The data associated with users out in the wild is important to companies, and they’ll pay a lot of money to get it.
And unfortunately a lot of apps, services, and products are more than willing to collect that data to sell it off. We recently heard about the antivirus software Avast, for instance, which was discovered to be tracking users and then selling off data to third-parties. And now a new report indicates that the Amazon-owned Ring doorbell app is doing the same thing.
The report was published by the Electronic Frontier Foundation this week, and it details how the Ring app for Android is packed with third-party trackers. That data is then being sent off to up to four different companies. That includes MixPanel and AppsFlyer. Google and Facebook are also named as recipients of the collected data.
The data that’s being collected ranges, but some of the worst elements include the Ring owner’s personal IP address and even their names.
AppsFlyer, for instance, for some reason receives information related to the device’s gyroscope and magnetometer, along with an additional mix of general data from the Ring Android app. Facebook is alerted every time a Ring owner opens the app in general, and when they perform actions within the app.
Meanwhile, the data analytics firm MixPanel, gets not only the Ring owner’s name, but also the device data where the app is installed, app settings, and email address.
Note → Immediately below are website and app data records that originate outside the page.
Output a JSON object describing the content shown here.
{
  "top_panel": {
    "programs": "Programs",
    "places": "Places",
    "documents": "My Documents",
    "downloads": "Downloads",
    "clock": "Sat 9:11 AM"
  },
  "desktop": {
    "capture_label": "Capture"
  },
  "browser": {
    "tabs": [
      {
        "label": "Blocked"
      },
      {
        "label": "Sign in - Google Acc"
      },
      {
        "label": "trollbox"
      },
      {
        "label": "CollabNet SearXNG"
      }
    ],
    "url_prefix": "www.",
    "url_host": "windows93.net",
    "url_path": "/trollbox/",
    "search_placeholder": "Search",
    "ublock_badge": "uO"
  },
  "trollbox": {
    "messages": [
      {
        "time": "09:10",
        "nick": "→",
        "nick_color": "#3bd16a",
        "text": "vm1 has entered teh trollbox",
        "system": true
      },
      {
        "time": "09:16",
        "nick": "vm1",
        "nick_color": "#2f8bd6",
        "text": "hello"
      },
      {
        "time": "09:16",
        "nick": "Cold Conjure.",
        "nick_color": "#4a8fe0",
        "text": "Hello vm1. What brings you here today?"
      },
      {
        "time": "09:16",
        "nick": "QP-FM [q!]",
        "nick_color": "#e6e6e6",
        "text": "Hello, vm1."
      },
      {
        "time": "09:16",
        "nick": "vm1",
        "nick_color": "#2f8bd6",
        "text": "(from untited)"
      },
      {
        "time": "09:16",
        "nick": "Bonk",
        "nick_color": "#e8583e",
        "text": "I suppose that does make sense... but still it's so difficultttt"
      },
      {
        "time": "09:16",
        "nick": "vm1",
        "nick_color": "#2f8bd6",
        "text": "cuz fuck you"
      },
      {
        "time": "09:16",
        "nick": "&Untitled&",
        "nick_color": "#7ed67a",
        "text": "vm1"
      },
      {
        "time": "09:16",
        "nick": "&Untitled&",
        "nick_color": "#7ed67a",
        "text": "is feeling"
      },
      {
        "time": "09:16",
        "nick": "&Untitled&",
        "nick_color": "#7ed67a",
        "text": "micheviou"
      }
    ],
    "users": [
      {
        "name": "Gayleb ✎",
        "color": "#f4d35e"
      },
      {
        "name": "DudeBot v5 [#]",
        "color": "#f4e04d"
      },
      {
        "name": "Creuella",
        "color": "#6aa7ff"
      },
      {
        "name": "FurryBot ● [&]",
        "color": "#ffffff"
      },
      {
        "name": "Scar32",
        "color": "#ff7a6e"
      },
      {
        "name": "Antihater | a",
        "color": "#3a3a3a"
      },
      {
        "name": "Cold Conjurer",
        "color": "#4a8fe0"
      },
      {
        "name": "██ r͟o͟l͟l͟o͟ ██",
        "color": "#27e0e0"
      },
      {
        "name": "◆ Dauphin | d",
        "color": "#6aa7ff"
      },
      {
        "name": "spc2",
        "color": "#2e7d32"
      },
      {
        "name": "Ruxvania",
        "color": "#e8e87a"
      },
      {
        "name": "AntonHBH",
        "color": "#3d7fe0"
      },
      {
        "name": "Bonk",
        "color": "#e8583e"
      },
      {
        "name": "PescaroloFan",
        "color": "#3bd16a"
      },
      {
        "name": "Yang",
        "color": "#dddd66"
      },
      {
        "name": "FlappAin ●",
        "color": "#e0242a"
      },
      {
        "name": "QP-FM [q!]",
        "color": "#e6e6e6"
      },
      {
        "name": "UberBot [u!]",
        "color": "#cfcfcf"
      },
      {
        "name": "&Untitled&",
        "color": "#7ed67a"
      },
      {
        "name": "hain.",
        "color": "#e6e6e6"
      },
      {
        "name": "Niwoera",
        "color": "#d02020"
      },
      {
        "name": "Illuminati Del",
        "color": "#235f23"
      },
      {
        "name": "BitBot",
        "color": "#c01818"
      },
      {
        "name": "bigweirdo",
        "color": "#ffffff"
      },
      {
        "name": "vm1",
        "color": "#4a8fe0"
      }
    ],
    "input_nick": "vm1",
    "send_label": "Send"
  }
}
Crashalytics is owned by Google, and information is sent to that company, too, but the EFF was not able to determine just how much data, or what type, is being sent.
The EFF warns that even small amounts of data pertaining to a person is enough to build something much bigger, basically leading to an individual “fingerprint” of the user:
The danger in sending even small bits of information is that analytics and tracking companies are able to combine these bits together to form a unique picture of the user’s device. This cohesive whole represents a fingerprint that follows the user as they interact with other apps and use their device, in essence providing trackers the ability to spy on what a user is doing in their digital lives and when they are doing it. All this takes place without meaningful user notification or consent and, in most cases, no way to mitigate the damage done. Even when this information is not misused and employed for precisely its stated purpose (in most cases marketing), this can lead to a whole host of social ills.
It’s worth noting here that the investigation was related to the Android app, and not the Ring app for iOS. While Apple has policies in place within the App Store to limit this sort of thing from happening, it’s unclear if the same situation is happening with the iOS app because the EFF report does not include that.
AppleInsider got a response from Ring regarding this report from the EFF, and the company says that, like many other apps, it uses “third-party service providers” that “evaluate the use of our mobile app”. Here’s the company’s full response on the matter:
Like many companies, Ring uses third-party service providers to evaluate the use of our mobile app, which helps us improve features, optimize the customer experience, and evaluate the effectiveness of our marketing,” Ring said. “Ring ensures that service providers’ use of the data provided is contractually limited to appropriate purposes such as performing these services on our behalf and not for other purposes.
What do you think? Even if the situation is just to see how folks are using their own app, do you think major third-party entities like Facebook should be getting this data? Would you prefer it if Ring had an opt-in option? Let us know in the comments.